Repeat the records below verbatim, and do not copy their pictures.

━━━━

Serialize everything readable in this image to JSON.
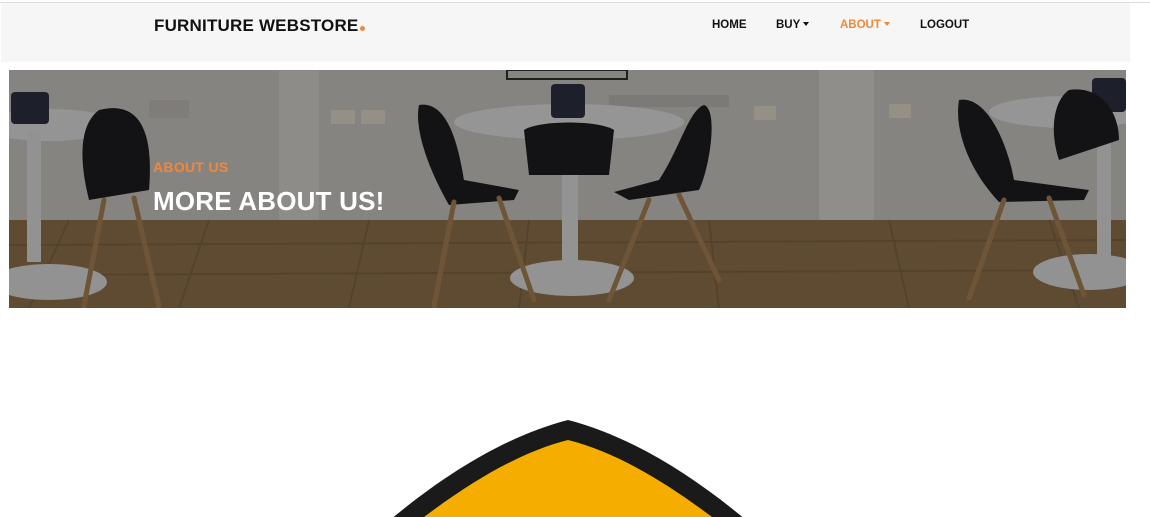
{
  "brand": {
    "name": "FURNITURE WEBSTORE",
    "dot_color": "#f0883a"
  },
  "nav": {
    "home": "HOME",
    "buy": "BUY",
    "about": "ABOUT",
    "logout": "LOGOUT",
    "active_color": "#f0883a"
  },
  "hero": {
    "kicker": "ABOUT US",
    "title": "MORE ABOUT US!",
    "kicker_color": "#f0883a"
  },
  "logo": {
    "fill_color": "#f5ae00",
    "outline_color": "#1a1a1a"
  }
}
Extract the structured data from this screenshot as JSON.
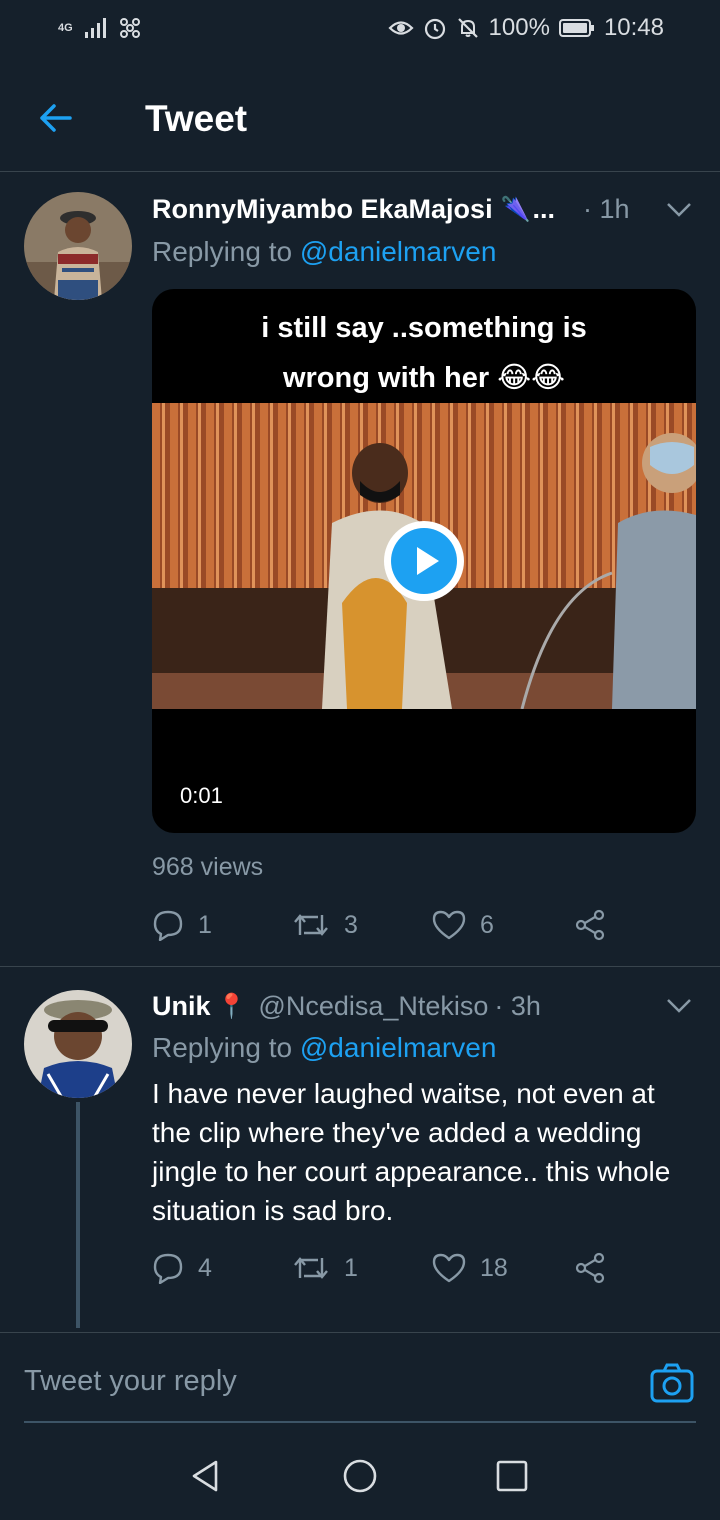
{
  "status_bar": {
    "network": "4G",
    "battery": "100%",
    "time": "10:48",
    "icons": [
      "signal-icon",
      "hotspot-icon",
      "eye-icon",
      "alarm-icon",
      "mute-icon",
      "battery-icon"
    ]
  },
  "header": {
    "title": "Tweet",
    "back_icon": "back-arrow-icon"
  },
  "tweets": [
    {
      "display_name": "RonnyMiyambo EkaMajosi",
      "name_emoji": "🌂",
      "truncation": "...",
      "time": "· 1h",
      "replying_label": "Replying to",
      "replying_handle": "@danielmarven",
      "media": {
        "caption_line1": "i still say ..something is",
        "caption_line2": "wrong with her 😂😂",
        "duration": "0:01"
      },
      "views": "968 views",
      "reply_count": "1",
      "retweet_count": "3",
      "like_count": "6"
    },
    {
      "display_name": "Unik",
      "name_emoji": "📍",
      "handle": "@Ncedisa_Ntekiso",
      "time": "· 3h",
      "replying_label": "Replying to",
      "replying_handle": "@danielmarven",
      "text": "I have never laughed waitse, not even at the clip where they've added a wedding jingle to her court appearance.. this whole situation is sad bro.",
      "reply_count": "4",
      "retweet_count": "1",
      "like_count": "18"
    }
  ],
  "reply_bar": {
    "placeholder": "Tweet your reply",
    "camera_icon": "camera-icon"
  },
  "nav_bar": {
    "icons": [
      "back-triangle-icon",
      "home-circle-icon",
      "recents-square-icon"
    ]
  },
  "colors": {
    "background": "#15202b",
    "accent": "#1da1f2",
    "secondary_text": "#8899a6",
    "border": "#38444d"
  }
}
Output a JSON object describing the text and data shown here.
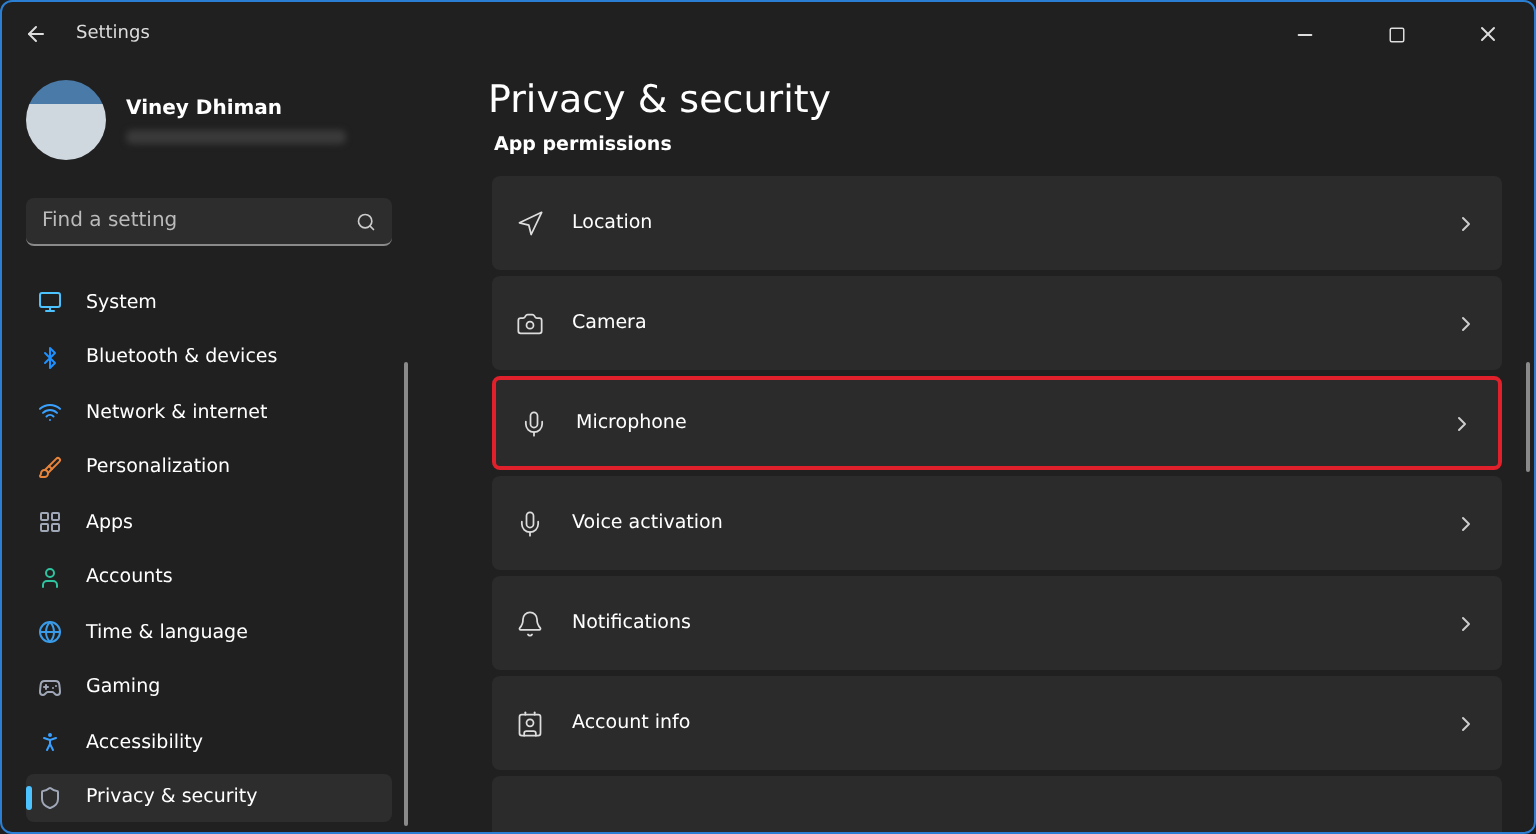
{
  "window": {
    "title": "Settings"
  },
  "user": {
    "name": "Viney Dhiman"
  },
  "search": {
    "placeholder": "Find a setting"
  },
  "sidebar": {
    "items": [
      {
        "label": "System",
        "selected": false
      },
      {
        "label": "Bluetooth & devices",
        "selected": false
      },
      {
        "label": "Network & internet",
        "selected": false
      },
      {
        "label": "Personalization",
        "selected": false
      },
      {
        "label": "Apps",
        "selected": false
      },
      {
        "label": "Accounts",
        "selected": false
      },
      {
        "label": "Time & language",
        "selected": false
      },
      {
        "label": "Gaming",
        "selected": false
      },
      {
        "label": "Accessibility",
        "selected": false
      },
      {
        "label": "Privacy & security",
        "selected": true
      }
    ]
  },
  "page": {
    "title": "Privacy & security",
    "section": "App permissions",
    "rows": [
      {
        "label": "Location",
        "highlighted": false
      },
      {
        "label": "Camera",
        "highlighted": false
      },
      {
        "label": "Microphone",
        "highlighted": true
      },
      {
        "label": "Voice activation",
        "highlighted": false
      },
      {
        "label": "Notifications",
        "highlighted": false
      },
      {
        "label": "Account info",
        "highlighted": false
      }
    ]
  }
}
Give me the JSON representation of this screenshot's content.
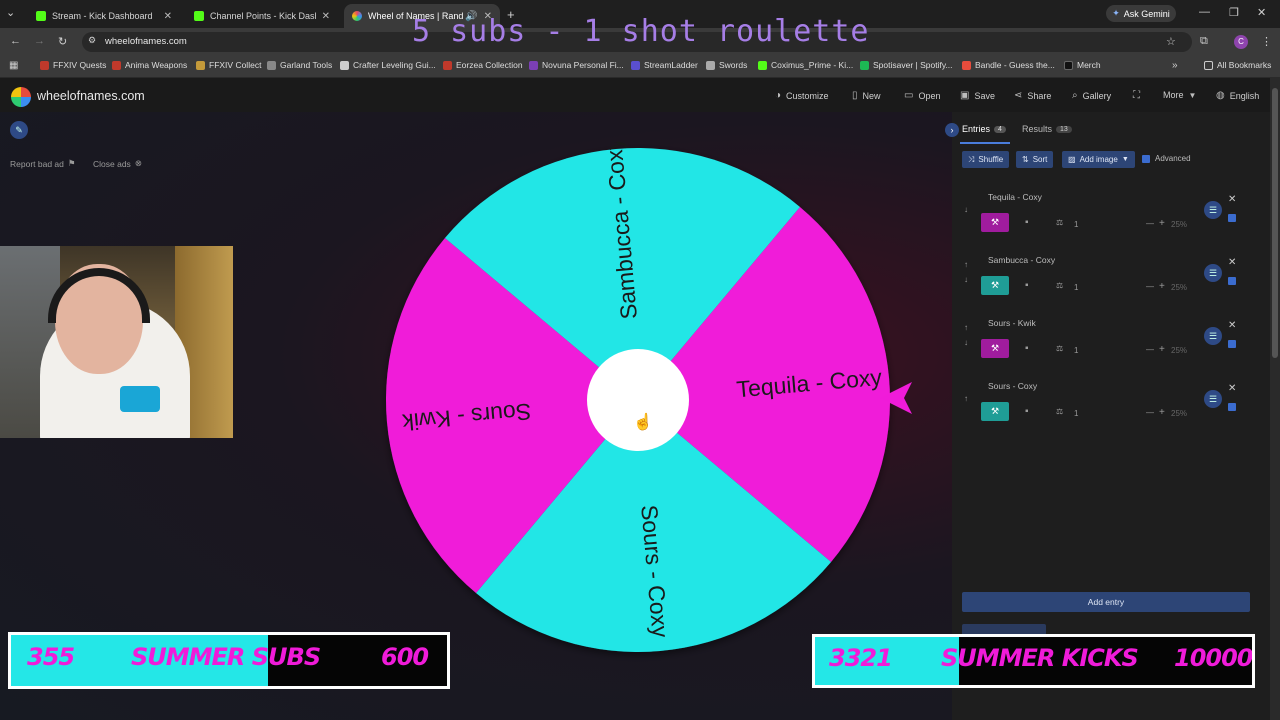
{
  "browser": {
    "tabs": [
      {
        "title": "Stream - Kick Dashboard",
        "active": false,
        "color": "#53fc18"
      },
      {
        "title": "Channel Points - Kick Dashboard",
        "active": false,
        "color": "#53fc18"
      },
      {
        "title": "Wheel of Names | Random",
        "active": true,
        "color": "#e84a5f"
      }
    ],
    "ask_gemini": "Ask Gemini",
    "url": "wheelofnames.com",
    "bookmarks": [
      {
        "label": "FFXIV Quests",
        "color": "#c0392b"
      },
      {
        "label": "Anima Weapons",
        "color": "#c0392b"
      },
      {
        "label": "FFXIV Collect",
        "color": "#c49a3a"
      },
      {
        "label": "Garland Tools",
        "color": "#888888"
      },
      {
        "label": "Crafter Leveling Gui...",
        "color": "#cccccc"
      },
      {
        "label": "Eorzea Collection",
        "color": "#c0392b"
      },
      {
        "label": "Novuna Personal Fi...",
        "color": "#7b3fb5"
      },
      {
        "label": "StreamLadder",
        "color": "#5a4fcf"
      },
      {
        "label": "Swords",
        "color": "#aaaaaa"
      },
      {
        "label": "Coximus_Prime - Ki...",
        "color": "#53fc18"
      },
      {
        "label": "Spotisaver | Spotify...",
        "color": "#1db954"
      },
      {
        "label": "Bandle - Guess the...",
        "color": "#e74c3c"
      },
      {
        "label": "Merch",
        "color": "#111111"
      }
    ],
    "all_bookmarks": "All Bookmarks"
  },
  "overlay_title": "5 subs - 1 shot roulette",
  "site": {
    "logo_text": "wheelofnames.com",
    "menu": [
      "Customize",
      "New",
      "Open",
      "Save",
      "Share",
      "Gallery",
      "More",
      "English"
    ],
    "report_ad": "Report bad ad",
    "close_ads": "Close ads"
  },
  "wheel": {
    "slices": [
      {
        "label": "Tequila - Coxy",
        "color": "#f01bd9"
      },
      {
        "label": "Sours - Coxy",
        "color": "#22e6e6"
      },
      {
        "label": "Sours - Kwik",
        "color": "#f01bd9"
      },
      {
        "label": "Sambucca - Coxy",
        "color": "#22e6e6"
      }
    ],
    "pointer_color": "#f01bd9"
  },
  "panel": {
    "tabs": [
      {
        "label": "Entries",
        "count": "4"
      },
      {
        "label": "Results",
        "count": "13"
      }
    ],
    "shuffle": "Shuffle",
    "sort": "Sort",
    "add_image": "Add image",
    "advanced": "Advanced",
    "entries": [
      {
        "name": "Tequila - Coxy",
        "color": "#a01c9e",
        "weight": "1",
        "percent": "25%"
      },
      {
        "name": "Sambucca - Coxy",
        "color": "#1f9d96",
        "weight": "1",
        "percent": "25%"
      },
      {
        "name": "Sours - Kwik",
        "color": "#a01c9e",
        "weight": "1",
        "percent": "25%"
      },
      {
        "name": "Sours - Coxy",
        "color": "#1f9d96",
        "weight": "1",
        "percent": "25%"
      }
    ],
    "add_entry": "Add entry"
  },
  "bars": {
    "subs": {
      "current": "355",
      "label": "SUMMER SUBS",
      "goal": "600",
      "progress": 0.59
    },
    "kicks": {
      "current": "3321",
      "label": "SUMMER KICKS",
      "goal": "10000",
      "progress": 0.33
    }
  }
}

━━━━

:: YOUR SOLUTION ::
Serialize everything readable in this image to JSON.
{
  "brand": {
    "name": "FURNITURE WEBSTORE",
    "dot_color": "#f0883a"
  },
  "nav": {
    "home": "HOME",
    "buy": "BUY",
    "about": "ABOUT",
    "logout": "LOGOUT",
    "active_color": "#f0883a"
  },
  "hero": {
    "kicker": "ABOUT US",
    "title": "MORE ABOUT US!",
    "kicker_color": "#f0883a"
  },
  "logo": {
    "fill_color": "#f5ae00",
    "outline_color": "#1a1a1a"
  }
}
Extract the structured data from this screenshot as JSON.
{
  "status_bar": {
    "network": "4G",
    "battery": "100%",
    "time": "10:48",
    "icons": [
      "signal-icon",
      "hotspot-icon",
      "eye-icon",
      "alarm-icon",
      "mute-icon",
      "battery-icon"
    ]
  },
  "header": {
    "title": "Tweet",
    "back_icon": "back-arrow-icon"
  },
  "tweets": [
    {
      "display_name": "RonnyMiyambo EkaMajosi",
      "name_emoji": "🌂",
      "truncation": "...",
      "time": "· 1h",
      "replying_label": "Replying to",
      "replying_handle": "@danielmarven",
      "media": {
        "caption_line1": "i still say ..something is",
        "caption_line2": "wrong with her 😂😂",
        "duration": "0:01"
      },
      "views": "968 views",
      "reply_count": "1",
      "retweet_count": "3",
      "like_count": "6"
    },
    {
      "display_name": "Unik",
      "name_emoji": "📍",
      "handle": "@Ncedisa_Ntekiso",
      "time": "· 3h",
      "replying_label": "Replying to",
      "replying_handle": "@danielmarven",
      "text": "I have never laughed waitse, not even at the clip where they've added a wedding jingle to her court appearance.. this whole situation is sad bro.",
      "reply_count": "4",
      "retweet_count": "1",
      "like_count": "18"
    }
  ],
  "reply_bar": {
    "placeholder": "Tweet your reply",
    "camera_icon": "camera-icon"
  },
  "nav_bar": {
    "icons": [
      "back-triangle-icon",
      "home-circle-icon",
      "recents-square-icon"
    ]
  },
  "colors": {
    "background": "#15202b",
    "accent": "#1da1f2",
    "secondary_text": "#8899a6",
    "border": "#38444d"
  }
}
Output a JSON object describing the text and data shown here.
{
  "window": {
    "title": "Settings"
  },
  "user": {
    "name": "Viney Dhiman"
  },
  "search": {
    "placeholder": "Find a setting"
  },
  "sidebar": {
    "items": [
      {
        "label": "System",
        "selected": false
      },
      {
        "label": "Bluetooth & devices",
        "selected": false
      },
      {
        "label": "Network & internet",
        "selected": false
      },
      {
        "label": "Personalization",
        "selected": false
      },
      {
        "label": "Apps",
        "selected": false
      },
      {
        "label": "Accounts",
        "selected": false
      },
      {
        "label": "Time & language",
        "selected": false
      },
      {
        "label": "Gaming",
        "selected": false
      },
      {
        "label": "Accessibility",
        "selected": false
      },
      {
        "label": "Privacy & security",
        "selected": true
      }
    ]
  },
  "page": {
    "title": "Privacy & security",
    "section": "App permissions",
    "rows": [
      {
        "label": "Location",
        "highlighted": false
      },
      {
        "label": "Camera",
        "highlighted": false
      },
      {
        "label": "Microphone",
        "highlighted": true
      },
      {
        "label": "Voice activation",
        "highlighted": false
      },
      {
        "label": "Notifications",
        "highlighted": false
      },
      {
        "label": "Account info",
        "highlighted": false
      }
    ]
  }
}
Give me the JSON representation of this screenshot's content.
{
  "browser": {
    "tabs": [
      {
        "title": "Stream - Kick Dashboard",
        "active": false,
        "color": "#53fc18"
      },
      {
        "title": "Channel Points - Kick Dashboard",
        "active": false,
        "color": "#53fc18"
      },
      {
        "title": "Wheel of Names | Random",
        "active": true,
        "color": "#e84a5f"
      }
    ],
    "ask_gemini": "Ask Gemini",
    "url": "wheelofnames.com",
    "bookmarks": [
      {
        "label": "FFXIV Quests",
        "color": "#c0392b"
      },
      {
        "label": "Anima Weapons",
        "color": "#c0392b"
      },
      {
        "label": "FFXIV Collect",
        "color": "#c49a3a"
      },
      {
        "label": "Garland Tools",
        "color": "#888888"
      },
      {
        "label": "Crafter Leveling Gui...",
        "color": "#cccccc"
      },
      {
        "label": "Eorzea Collection",
        "color": "#c0392b"
      },
      {
        "label": "Novuna Personal Fi...",
        "color": "#7b3fb5"
      },
      {
        "label": "StreamLadder",
        "color": "#5a4fcf"
      },
      {
        "label": "Swords",
        "color": "#aaaaaa"
      },
      {
        "label": "Coximus_Prime - Ki...",
        "color": "#53fc18"
      },
      {
        "label": "Spotisaver | Spotify...",
        "color": "#1db954"
      },
      {
        "label": "Bandle - Guess the...",
        "color": "#e74c3c"
      },
      {
        "label": "Merch",
        "color": "#111111"
      }
    ],
    "all_bookmarks": "All Bookmarks"
  },
  "overlay_title": "5 subs - 1 shot roulette",
  "site": {
    "logo_text": "wheelofnames.com",
    "menu": [
      "Customize",
      "New",
      "Open",
      "Save",
      "Share",
      "Gallery",
      "More",
      "English"
    ],
    "report_ad": "Report bad ad",
    "close_ads": "Close ads"
  },
  "wheel": {
    "slices": [
      {
        "label": "Tequila - Coxy",
        "color": "#f01bd9"
      },
      {
        "label": "Sours - Coxy",
        "color": "#22e6e6"
      },
      {
        "label": "Sours - Kwik",
        "color": "#f01bd9"
      },
      {
        "label": "Sambucca - Coxy",
        "color": "#22e6e6"
      }
    ],
    "pointer_color": "#f01bd9"
  },
  "panel": {
    "tabs": [
      {
        "label": "Entries",
        "count": "4"
      },
      {
        "label": "Results",
        "count": "13"
      }
    ],
    "shuffle": "Shuffle",
    "sort": "Sort",
    "add_image": "Add image",
    "advanced": "Advanced",
    "entries": [
      {
        "name": "Tequila - Coxy",
        "color": "#a01c9e",
        "weight": "1",
        "percent": "25%"
      },
      {
        "name": "Sambucca - Coxy",
        "color": "#1f9d96",
        "weight": "1",
        "percent": "25%"
      },
      {
        "name": "Sours - Kwik",
        "color": "#a01c9e",
        "weight": "1",
        "percent": "25%"
      },
      {
        "name": "Sours - Coxy",
        "color": "#1f9d96",
        "weight": "1",
        "percent": "25%"
      }
    ],
    "add_entry": "Add entry"
  },
  "bars": {
    "subs": {
      "current": "355",
      "label": "SUMMER SUBS",
      "goal": "600",
      "progress": 0.59
    },
    "kicks": {
      "current": "3321",
      "label": "SUMMER KICKS",
      "goal": "10000",
      "progress": 0.33
    }
  }
}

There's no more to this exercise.